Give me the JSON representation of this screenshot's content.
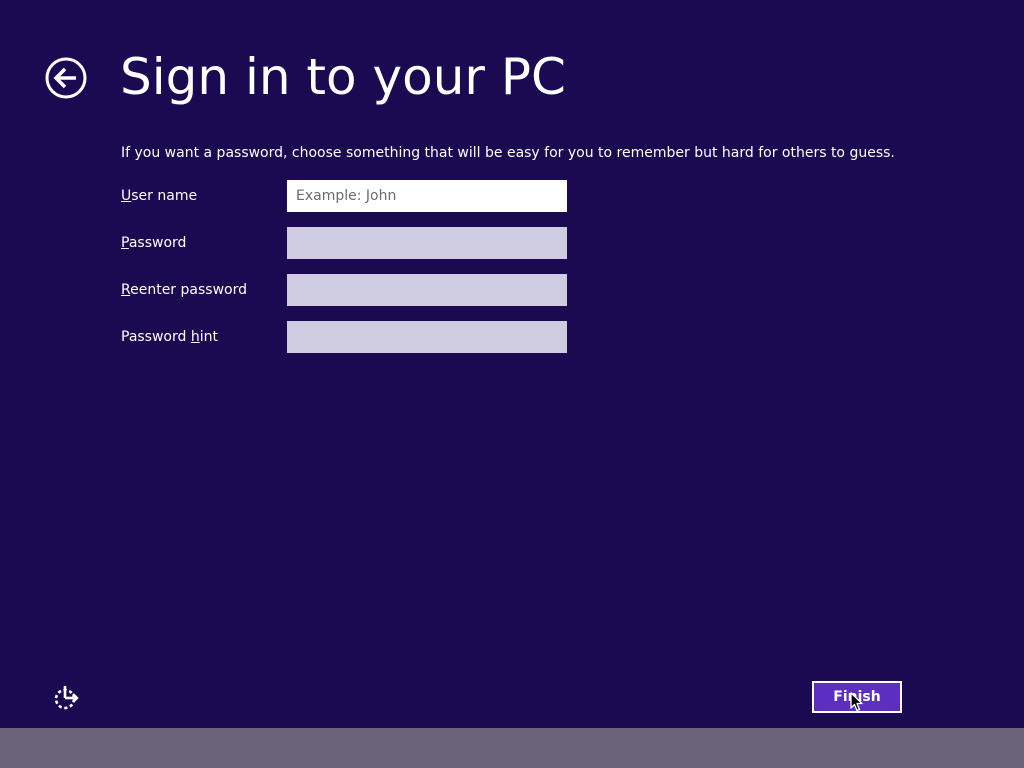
{
  "page": {
    "title": "Sign in to your PC",
    "intro": "If you want a password, choose something that will be easy for you to remember but hard for others to guess."
  },
  "form": {
    "fields": [
      {
        "label_access_key": "U",
        "label_rest": "ser name",
        "value": "",
        "placeholder": "Example: John"
      },
      {
        "label_access_key": "P",
        "label_rest": "assword",
        "value": "",
        "placeholder": ""
      },
      {
        "label_access_key": "R",
        "label_rest": "eenter password",
        "value": "",
        "placeholder": ""
      },
      {
        "label_prefix": "Password ",
        "label_access_key": "h",
        "label_rest": "int",
        "value": "",
        "placeholder": ""
      }
    ]
  },
  "footer": {
    "finish_label": "Finish",
    "ease_of_access_icon": "ease-of-access-icon"
  },
  "icons": {
    "back": "back-arrow-icon",
    "cursor": "mouse-cursor-icon"
  },
  "colors": {
    "background": "#1b0a52",
    "accent_button": "#5c2fc2",
    "taskbar": "#6a6379",
    "input_inactive": "#cfcbe0",
    "input_active": "#ffffff"
  }
}
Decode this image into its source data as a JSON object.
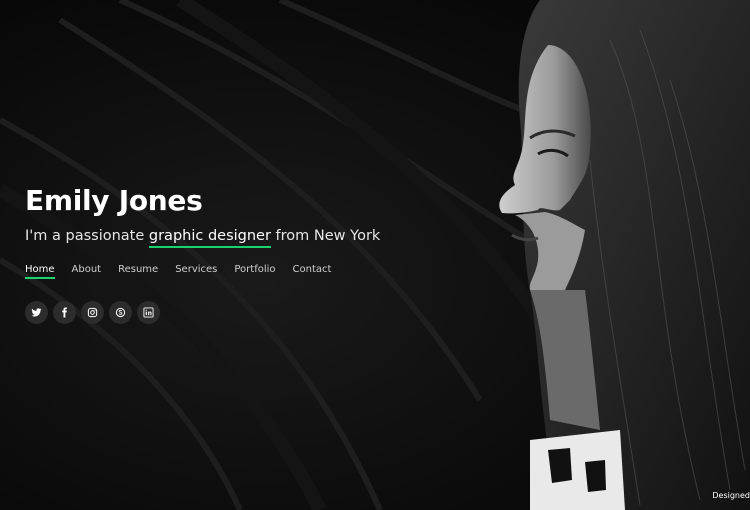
{
  "hero": {
    "name": "Emily Jones",
    "tagline_prefix": "I'm a passionate ",
    "tagline_typed": "graphic designer",
    "tagline_suffix": " from New York",
    "accent_color": "#18d26e"
  },
  "nav": {
    "items": [
      {
        "label": "Home",
        "active": true
      },
      {
        "label": "About",
        "active": false
      },
      {
        "label": "Resume",
        "active": false
      },
      {
        "label": "Services",
        "active": false
      },
      {
        "label": "Portfolio",
        "active": false
      },
      {
        "label": "Contact",
        "active": false
      }
    ]
  },
  "social": {
    "icons": [
      "twitter-icon",
      "facebook-icon",
      "instagram-icon",
      "skype-icon",
      "linkedin-icon"
    ]
  },
  "footer": {
    "credit": "Designed"
  }
}
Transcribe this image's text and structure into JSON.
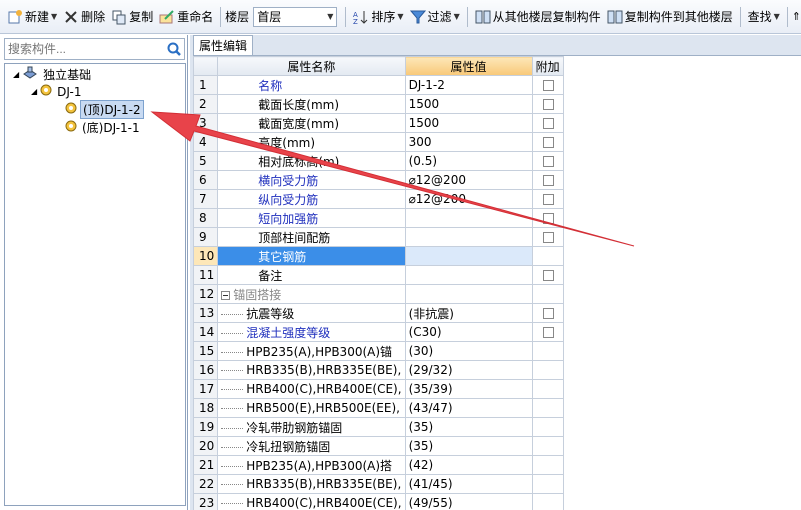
{
  "toolbar": {
    "new_label": "新建",
    "delete_label": "删除",
    "copy_label": "复制",
    "rename_label": "重命名",
    "floor_label": "楼层",
    "floor_value": "首层",
    "sort_label": "排序",
    "filter_label": "过滤",
    "copy_from_floor_label": "从其他楼层复制构件",
    "copy_to_floor_label": "复制构件到其他楼层",
    "find_label": "查找"
  },
  "search": {
    "placeholder": "搜索构件..."
  },
  "tree": {
    "root": "独立基础",
    "child": "DJ-1",
    "leaf_top": "(顶)DJ-1-2",
    "leaf_bottom": "(底)DJ-1-1"
  },
  "tab": {
    "label": "属性编辑"
  },
  "grid": {
    "headers": {
      "name": "属性名称",
      "value": "属性值",
      "extra": "附加"
    },
    "rows": [
      {
        "n": "1",
        "name": "名称",
        "value": "DJ-1-2"
      },
      {
        "n": "2",
        "name": "截面长度(mm)",
        "value": "1500"
      },
      {
        "n": "3",
        "name": "截面宽度(mm)",
        "value": "1500"
      },
      {
        "n": "4",
        "name": "高度(mm)",
        "value": "300"
      },
      {
        "n": "5",
        "name": "相对底标高(m)",
        "value": "(0.5)"
      },
      {
        "n": "6",
        "name": "横向受力筋",
        "value": "⌀12@200"
      },
      {
        "n": "7",
        "name": "纵向受力筋",
        "value": "⌀12@200"
      },
      {
        "n": "8",
        "name": "短向加强筋",
        "value": ""
      },
      {
        "n": "9",
        "name": "顶部柱间配筋",
        "value": ""
      },
      {
        "n": "10",
        "name": "其它钢筋",
        "value": ""
      },
      {
        "n": "11",
        "name": "备注",
        "value": ""
      },
      {
        "n": "12",
        "name": "锚固搭接",
        "value": ""
      },
      {
        "n": "13",
        "name": "抗震等级",
        "value": "(非抗震)"
      },
      {
        "n": "14",
        "name": "混凝土强度等级",
        "value": "(C30)"
      },
      {
        "n": "15",
        "name": "HPB235(A),HPB300(A)锚",
        "value": "(30)"
      },
      {
        "n": "16",
        "name": "HRB335(B),HRB335E(BE),",
        "value": "(29/32)"
      },
      {
        "n": "17",
        "name": "HRB400(C),HRB400E(CE),",
        "value": "(35/39)"
      },
      {
        "n": "18",
        "name": "HRB500(E),HRB500E(EE),",
        "value": "(43/47)"
      },
      {
        "n": "19",
        "name": "冷轧带肋钢筋锚固",
        "value": "(35)"
      },
      {
        "n": "20",
        "name": "冷轧扭钢筋锚固",
        "value": "(35)"
      },
      {
        "n": "21",
        "name": "HPB235(A),HPB300(A)搭",
        "value": "(42)"
      },
      {
        "n": "22",
        "name": "HRB335(B),HRB335E(BE),",
        "value": "(41/45)"
      },
      {
        "n": "23",
        "name": "HRB400(C),HRB400E(CE),",
        "value": "(49/55)"
      }
    ]
  },
  "colors": {
    "blue_text": "#1f2fbd",
    "arrow": "#e8434a",
    "selection": "#3b8ee8"
  }
}
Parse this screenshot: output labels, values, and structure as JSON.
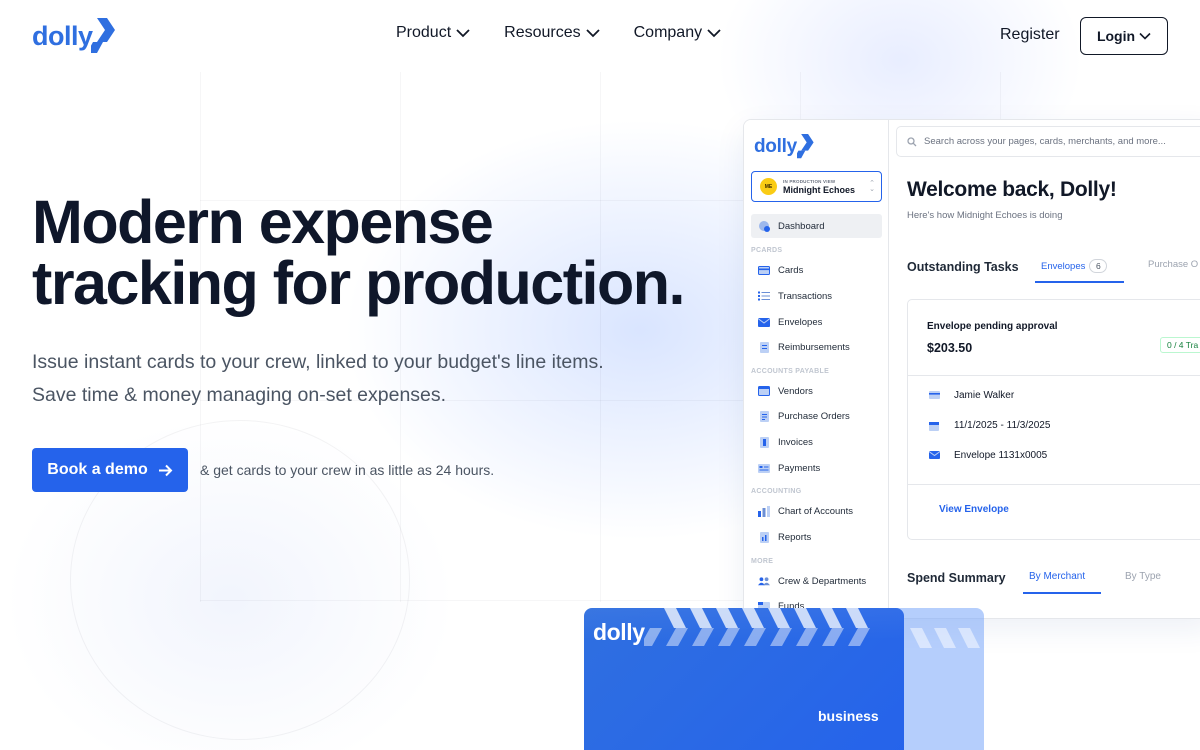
{
  "colors": {
    "brand": "#2f6fe0",
    "primary": "#2563eb",
    "text": "#0f172a",
    "muted": "#4b5563"
  },
  "header": {
    "logo": "dolly",
    "nav": [
      {
        "label": "Product",
        "icon": "chevron-down-icon"
      },
      {
        "label": "Resources",
        "icon": "chevron-down-icon"
      },
      {
        "label": "Company",
        "icon": "chevron-down-icon"
      }
    ],
    "register": "Register",
    "login": "Login"
  },
  "hero": {
    "title_line1": "Modern expense",
    "title_line2": "tracking for production.",
    "sub_line1": "Issue instant cards to your crew, linked to your budget's line items.",
    "sub_line2": "Save time & money managing on-set expenses.",
    "cta": "Book a demo",
    "cta_note": "& get cards to your crew in as little as 24 hours."
  },
  "app": {
    "logo": "dolly",
    "production": {
      "initials": "ME",
      "kicker": "IN PRODUCTION VIEW",
      "name": "Midnight Echoes"
    },
    "sidebar": {
      "dashboard": "Dashboard",
      "sections": [
        "PCARDS",
        "ACCOUNTS PAYABLE",
        "ACCOUNTING",
        "MORE"
      ],
      "items": [
        {
          "label": "Cards",
          "icon": "card-icon"
        },
        {
          "label": "Transactions",
          "icon": "list-icon"
        },
        {
          "label": "Envelopes",
          "icon": "envelope-icon"
        },
        {
          "label": "Reimbursements",
          "icon": "receipt-icon"
        },
        {
          "label": "Vendors",
          "icon": "vendor-icon"
        },
        {
          "label": "Purchase Orders",
          "icon": "document-icon"
        },
        {
          "label": "Invoices",
          "icon": "invoice-icon"
        },
        {
          "label": "Payments",
          "icon": "payment-icon"
        },
        {
          "label": "Chart of Accounts",
          "icon": "bar-chart-icon"
        },
        {
          "label": "Reports",
          "icon": "report-icon"
        },
        {
          "label": "Crew & Departments",
          "icon": "crew-icon"
        },
        {
          "label": "Funds",
          "icon": "funds-icon"
        }
      ]
    },
    "search_placeholder": "Search across your pages, cards, merchants, and more...",
    "welcome": "Welcome back, Dolly!",
    "welcome_sub": "Here's how Midnight Echoes is doing",
    "tasks": {
      "title": "Outstanding Tasks",
      "tabs": [
        {
          "label": "Envelopes",
          "count": "6"
        },
        {
          "label": "Purchase O"
        }
      ],
      "card": {
        "title": "Envelope pending approval",
        "amount": "$203.50",
        "badge": "0 / 4 Tra",
        "rows": [
          "Jamie Walker",
          "11/1/2025 - 11/3/2025",
          "Envelope 1131x0005"
        ],
        "link": "View Envelope"
      }
    },
    "spend": {
      "title": "Spend Summary",
      "tabs": [
        "By Merchant",
        "By Type"
      ]
    }
  },
  "card": {
    "logo": "dolly",
    "label": "business"
  }
}
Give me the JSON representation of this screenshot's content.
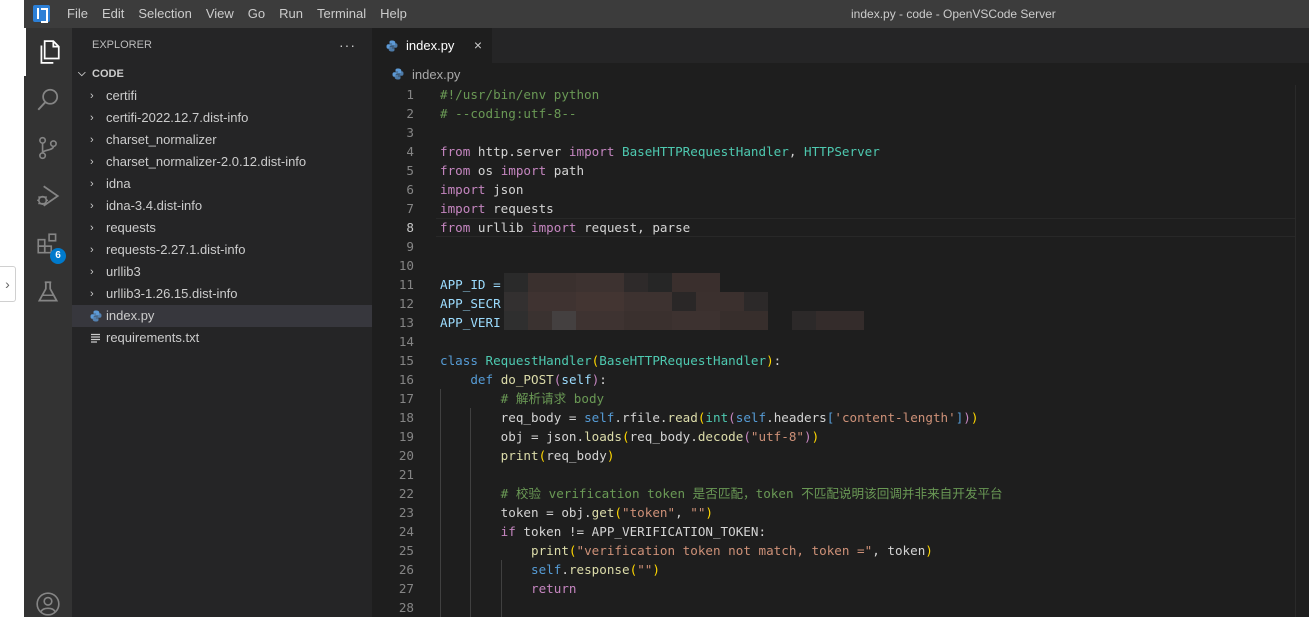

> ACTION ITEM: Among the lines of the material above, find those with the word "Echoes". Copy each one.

> RESPONSE FOR THIS EXERCISE:
      "name": "Midnight Echoes"
    "welcome_sub": "Here's how Midnight Echoes is doing",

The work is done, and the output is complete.